Water scarcity is a growing problem in Perth, the capital city of Western Australia. Despite the city being surrounded by water, it is facing a serious water shortage. The primary cause of water scarcity in Perth is a lack of rainfall, coupled with a rapidly growing population and increased demand for water. This has led to a decline in the city’s water reserves, making it necessary to implement strict water conservation measures. This introduction sets the stage for a deeper exploration of the various factors contributing to the water scarcity issue in Perth.
The Geography of Perth
Perth is located in a region that is naturally dry and arid. The city is situated on the Swan Coastal Plain, which is a flat and low-lying area that extends from the Darling Scarp to the Indian Ocean. The region receives an average annual rainfall of around 750mm, which is much lower than the national average of 530mm. The rainfall is also highly variable, with some years recording significantly less rainfall than others.
The Swan River
The Swan River is the main source of water for Perth. The river flows from the Darling Scarp to the Indian Ocean and is used for a range of purposes, including drinking water, irrigation, and recreation. However, the river is highly dependent on rainfall, and during periods of low rainfall, the river’s flow decreases, affecting the city’s water supply.
Perth also relies on groundwater as a source of water.
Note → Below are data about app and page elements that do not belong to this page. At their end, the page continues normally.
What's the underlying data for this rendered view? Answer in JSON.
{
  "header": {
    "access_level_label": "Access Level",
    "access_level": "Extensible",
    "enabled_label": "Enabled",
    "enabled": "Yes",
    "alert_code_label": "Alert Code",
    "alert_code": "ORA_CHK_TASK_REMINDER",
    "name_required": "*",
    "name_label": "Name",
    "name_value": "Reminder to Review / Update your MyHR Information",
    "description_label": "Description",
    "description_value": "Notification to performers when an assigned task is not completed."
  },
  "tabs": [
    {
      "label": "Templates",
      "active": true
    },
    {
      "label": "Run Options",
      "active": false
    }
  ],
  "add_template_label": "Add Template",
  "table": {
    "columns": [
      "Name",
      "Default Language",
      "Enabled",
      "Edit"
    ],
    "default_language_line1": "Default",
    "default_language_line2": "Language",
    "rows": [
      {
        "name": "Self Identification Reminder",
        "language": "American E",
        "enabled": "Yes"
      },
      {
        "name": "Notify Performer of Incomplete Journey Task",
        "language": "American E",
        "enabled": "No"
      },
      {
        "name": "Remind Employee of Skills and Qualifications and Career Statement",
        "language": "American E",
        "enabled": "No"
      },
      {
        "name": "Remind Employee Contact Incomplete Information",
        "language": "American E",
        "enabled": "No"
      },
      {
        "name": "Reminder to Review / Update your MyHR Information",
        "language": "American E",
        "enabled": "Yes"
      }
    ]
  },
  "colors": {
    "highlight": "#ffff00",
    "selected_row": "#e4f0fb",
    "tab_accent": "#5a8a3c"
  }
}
The city sits on a large aquifer that contains water that has seeped into the ground over thousands of years. The groundwater is accessed through bores and is used for a range of purposes, including drinking water, irrigation, and industrial processes. However, the aquifer is also highly dependent on rainfall, and during periods of low rainfall, the groundwater levels decrease, affecting the city’s water supply.
Climate change is one of the most significant causes of water scarcity in Perth. The region is experiencing more frequent and severe droughts, and the rainfall patterns are becoming more erratic. The rising temperatures are also increasing the evaporation rates, reducing the amount of water available for human use. Climate change is a global issue, and the impacts are being felt in Perth and other parts of Australia.
Perth’s population has been growing rapidly in recent years, and this growth has put pressure on the city’s water supply. The increasing demand for water has led to over-extraction of groundwater and increased reliance on desalination plants. The city’s infrastructure has also struggled to keep up with the growing demand, leading to water shortages during periods of high demand.
One key takeaway from this text is that water scarcity in Perth is caused by a combination of factors, including the region’s natural geography, climate change, population growth, urbanization, and water management practices. The city’s hot and dry climate, coupled with more frequent and severe droughts, has put pressure on its main sources of water, the Swan River and groundwater aquifer. Population growth and urbanization have increased demand for water, while poor water management practices have not kept up with the changing climate and growing population. Adapting to these challenges will require a multi-faceted approach that includes investing in alternative sources of water, implementing effective water conservation measures, and improving water management practices.